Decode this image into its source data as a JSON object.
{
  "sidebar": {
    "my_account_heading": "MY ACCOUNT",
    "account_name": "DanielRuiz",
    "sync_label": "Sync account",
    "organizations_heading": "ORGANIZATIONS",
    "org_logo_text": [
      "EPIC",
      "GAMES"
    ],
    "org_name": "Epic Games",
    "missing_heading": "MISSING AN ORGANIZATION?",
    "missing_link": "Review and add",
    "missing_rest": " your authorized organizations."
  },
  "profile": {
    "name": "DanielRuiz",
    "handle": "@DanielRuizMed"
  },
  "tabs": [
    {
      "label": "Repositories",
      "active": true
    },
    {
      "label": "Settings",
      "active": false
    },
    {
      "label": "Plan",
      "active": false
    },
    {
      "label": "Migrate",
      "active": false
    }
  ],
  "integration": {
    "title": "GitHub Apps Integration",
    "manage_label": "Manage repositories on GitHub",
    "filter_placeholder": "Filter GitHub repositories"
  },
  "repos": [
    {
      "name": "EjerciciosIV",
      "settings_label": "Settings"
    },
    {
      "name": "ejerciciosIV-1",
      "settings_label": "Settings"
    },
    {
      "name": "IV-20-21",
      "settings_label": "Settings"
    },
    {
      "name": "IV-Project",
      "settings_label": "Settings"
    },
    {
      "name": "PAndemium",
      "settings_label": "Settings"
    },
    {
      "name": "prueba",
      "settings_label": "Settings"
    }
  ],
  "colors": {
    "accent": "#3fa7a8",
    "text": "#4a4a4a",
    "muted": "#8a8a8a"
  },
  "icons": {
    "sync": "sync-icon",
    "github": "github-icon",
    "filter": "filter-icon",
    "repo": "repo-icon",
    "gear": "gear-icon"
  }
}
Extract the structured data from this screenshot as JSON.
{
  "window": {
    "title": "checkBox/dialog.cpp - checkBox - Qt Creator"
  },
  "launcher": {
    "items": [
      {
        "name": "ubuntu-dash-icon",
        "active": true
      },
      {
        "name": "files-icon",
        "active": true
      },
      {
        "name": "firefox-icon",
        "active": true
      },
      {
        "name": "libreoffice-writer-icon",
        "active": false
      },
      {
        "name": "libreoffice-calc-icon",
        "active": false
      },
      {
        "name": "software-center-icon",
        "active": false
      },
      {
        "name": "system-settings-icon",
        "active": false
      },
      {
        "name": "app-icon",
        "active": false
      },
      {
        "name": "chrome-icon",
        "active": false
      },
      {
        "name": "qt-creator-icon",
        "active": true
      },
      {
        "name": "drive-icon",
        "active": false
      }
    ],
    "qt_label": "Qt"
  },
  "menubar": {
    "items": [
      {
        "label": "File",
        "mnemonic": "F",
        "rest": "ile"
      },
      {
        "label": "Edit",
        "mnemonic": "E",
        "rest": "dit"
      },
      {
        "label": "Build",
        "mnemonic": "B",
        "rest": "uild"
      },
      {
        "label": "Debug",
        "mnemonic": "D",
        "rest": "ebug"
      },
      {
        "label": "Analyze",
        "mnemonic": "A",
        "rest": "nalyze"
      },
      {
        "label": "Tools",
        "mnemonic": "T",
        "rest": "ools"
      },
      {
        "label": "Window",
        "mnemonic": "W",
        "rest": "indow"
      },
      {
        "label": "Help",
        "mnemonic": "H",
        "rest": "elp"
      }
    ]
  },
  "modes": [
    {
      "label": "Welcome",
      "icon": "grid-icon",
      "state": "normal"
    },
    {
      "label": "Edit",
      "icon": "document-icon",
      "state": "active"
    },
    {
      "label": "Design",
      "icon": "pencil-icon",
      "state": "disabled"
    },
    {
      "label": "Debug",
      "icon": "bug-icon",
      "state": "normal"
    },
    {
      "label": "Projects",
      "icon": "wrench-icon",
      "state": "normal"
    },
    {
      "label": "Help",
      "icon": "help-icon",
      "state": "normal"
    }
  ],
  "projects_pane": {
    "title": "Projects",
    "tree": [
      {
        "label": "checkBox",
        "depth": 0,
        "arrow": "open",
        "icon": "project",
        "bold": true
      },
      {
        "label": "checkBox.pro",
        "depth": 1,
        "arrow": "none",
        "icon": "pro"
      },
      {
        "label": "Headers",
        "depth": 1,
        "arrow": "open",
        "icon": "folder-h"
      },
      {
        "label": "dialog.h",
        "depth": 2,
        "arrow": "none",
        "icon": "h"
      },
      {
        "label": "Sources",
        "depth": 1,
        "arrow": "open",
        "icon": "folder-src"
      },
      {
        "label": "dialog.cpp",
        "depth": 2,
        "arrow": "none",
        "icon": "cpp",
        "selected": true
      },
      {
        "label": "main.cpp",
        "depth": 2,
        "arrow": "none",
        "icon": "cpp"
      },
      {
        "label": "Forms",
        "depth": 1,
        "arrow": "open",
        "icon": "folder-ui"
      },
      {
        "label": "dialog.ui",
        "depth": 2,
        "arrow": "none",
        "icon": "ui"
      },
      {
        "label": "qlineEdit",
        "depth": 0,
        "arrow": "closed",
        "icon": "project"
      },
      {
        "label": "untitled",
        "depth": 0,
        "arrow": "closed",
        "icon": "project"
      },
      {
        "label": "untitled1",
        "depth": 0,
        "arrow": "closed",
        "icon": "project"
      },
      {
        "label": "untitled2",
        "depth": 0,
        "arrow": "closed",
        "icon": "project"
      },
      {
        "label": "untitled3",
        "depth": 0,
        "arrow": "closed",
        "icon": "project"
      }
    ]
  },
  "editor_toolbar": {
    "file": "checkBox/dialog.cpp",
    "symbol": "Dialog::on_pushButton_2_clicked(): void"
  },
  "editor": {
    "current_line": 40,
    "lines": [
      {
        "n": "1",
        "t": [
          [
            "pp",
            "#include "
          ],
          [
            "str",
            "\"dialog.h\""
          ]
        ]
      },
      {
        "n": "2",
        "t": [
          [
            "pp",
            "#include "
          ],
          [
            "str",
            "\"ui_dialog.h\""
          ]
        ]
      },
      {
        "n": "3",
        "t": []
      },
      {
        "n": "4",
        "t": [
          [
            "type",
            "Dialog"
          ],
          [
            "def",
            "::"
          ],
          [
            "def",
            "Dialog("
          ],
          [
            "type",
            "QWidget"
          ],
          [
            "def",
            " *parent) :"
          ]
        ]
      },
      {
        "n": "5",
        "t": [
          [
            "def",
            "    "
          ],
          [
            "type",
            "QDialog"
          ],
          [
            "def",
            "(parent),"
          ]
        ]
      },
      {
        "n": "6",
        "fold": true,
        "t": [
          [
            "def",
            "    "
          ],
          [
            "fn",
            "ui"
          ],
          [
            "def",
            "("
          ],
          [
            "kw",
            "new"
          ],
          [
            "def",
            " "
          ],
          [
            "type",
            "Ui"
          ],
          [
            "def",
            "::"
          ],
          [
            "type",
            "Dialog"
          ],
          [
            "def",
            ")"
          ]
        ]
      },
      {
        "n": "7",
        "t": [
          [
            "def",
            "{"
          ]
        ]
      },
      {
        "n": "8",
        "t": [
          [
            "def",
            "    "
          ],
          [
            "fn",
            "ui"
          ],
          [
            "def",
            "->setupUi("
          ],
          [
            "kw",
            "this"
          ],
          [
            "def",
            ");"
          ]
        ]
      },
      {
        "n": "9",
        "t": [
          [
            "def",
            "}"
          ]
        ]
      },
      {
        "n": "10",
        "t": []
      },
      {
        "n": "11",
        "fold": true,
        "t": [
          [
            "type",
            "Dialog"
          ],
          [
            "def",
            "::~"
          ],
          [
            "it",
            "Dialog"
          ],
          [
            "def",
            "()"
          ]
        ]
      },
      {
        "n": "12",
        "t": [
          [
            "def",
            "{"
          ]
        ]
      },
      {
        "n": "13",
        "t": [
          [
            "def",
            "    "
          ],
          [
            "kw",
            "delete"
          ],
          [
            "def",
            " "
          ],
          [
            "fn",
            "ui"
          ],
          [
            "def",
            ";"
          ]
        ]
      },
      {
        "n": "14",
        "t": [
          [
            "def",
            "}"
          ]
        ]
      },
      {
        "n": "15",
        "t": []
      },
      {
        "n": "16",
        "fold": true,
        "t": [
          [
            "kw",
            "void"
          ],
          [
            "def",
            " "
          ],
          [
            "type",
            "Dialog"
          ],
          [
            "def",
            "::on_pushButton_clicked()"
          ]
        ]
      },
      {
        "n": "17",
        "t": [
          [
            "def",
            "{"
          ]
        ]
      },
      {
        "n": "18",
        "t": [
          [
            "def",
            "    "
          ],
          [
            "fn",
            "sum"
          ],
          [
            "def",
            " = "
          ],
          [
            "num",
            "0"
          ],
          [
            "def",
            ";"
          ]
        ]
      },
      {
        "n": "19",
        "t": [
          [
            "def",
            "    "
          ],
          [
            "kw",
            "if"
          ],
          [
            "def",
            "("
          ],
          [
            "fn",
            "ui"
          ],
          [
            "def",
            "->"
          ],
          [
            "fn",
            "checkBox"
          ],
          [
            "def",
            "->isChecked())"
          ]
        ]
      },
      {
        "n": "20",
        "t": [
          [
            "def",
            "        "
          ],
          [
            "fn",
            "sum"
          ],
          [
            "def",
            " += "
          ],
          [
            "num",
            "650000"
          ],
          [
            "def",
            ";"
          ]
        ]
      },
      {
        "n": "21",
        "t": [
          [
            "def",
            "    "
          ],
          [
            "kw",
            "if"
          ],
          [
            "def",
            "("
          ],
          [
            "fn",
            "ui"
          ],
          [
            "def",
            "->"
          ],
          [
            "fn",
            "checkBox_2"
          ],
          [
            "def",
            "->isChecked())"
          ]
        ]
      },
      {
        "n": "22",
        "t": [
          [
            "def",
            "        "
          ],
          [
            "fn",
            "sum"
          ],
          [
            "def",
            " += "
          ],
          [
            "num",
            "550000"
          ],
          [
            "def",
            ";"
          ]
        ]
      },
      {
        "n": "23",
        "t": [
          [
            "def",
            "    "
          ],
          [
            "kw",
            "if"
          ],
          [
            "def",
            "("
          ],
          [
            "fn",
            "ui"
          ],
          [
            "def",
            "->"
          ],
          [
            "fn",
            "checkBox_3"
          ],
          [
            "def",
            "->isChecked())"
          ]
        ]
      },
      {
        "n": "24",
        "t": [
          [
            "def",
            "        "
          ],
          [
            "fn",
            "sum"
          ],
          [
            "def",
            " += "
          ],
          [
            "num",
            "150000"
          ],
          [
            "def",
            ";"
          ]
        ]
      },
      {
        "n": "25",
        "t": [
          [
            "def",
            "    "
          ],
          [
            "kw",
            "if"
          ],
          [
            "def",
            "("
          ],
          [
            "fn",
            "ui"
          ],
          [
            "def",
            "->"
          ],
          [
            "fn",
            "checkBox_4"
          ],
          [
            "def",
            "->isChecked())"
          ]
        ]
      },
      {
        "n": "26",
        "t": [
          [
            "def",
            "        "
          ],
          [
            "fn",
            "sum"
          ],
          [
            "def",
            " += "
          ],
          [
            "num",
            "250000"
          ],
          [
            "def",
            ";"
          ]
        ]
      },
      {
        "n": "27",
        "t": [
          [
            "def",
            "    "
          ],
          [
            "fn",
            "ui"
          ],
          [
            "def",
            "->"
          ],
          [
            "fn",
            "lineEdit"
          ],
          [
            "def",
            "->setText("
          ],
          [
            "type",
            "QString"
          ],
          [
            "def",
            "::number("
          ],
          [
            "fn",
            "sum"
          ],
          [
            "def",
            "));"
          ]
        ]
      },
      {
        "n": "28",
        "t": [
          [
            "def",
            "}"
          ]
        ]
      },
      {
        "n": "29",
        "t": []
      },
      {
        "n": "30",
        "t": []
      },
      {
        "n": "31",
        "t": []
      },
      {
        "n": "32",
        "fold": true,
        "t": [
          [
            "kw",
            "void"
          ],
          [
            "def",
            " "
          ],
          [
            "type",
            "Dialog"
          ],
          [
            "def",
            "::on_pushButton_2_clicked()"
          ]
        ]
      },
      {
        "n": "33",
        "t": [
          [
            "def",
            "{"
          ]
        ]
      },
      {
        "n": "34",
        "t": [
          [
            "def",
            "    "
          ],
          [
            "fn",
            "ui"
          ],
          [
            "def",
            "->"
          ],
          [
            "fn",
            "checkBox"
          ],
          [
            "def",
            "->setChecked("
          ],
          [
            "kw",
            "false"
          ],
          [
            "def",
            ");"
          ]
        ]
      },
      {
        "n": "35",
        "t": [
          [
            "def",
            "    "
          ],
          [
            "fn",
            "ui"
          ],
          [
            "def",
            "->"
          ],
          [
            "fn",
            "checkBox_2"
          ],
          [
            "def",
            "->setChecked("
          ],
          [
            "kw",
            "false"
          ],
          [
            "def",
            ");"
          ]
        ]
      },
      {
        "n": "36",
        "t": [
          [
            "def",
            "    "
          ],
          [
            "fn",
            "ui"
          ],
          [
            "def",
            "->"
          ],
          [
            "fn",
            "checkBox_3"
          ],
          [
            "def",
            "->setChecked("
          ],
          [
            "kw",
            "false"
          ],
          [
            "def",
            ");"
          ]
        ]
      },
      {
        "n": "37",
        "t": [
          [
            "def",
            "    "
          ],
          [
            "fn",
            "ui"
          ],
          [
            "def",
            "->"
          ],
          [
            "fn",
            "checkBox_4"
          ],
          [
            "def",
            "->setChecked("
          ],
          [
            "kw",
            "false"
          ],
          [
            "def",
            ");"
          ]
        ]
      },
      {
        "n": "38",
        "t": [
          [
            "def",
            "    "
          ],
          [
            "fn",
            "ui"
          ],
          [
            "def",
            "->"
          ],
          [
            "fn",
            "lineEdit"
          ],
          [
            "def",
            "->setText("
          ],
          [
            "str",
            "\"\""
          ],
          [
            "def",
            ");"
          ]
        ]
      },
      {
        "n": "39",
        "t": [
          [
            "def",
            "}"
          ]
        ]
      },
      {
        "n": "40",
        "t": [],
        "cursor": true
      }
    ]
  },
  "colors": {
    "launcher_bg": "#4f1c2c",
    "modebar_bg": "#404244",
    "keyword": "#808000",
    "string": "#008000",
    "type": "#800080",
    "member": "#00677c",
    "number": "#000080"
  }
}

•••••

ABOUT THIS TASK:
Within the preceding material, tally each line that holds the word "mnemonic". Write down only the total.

WRITTEN SOLUTION:
8